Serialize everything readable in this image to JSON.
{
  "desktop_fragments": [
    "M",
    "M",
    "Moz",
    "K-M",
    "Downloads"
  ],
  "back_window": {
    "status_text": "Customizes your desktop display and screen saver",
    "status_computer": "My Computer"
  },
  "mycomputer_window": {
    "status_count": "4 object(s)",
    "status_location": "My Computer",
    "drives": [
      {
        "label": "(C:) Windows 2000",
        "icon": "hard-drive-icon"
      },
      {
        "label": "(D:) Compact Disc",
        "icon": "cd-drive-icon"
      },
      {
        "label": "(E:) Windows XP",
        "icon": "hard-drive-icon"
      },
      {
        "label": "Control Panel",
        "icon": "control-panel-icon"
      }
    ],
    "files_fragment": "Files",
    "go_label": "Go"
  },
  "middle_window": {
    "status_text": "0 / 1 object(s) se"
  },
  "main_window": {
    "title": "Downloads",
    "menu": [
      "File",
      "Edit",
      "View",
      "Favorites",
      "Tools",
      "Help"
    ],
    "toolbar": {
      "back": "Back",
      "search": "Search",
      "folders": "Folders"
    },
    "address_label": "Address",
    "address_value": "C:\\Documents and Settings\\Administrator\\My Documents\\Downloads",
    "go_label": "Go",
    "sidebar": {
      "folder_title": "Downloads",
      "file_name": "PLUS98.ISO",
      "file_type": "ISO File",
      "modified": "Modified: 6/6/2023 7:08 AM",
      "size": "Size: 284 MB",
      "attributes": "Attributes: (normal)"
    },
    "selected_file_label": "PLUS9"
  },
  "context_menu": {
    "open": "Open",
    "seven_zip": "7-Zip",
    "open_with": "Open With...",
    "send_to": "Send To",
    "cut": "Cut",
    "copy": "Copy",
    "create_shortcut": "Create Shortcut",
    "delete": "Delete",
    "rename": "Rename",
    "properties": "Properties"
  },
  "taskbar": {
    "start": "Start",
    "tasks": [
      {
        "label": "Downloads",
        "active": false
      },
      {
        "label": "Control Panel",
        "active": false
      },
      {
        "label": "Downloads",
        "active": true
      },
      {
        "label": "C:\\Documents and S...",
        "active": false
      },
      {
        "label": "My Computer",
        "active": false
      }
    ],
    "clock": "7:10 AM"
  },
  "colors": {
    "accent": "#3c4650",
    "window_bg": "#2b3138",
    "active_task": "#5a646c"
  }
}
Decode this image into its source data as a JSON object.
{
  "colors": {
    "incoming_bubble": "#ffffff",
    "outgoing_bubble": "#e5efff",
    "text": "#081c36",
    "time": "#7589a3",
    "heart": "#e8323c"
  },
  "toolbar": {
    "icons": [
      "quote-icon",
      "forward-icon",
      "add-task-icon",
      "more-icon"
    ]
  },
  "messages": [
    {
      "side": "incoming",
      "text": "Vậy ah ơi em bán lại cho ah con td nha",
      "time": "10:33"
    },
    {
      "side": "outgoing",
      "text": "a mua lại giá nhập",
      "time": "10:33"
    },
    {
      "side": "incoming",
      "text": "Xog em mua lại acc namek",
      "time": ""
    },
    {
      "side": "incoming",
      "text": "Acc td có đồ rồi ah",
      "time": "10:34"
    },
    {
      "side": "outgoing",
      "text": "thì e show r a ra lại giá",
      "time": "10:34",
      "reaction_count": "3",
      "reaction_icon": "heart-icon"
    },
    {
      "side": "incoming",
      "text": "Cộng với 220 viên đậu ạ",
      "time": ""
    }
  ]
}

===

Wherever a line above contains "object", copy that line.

WRITTEN ANSWER:
    "status_count": "4 object(s)",
    "status_text": "0 / 1 object(s) se"
Decode this image into its source data as a JSON object.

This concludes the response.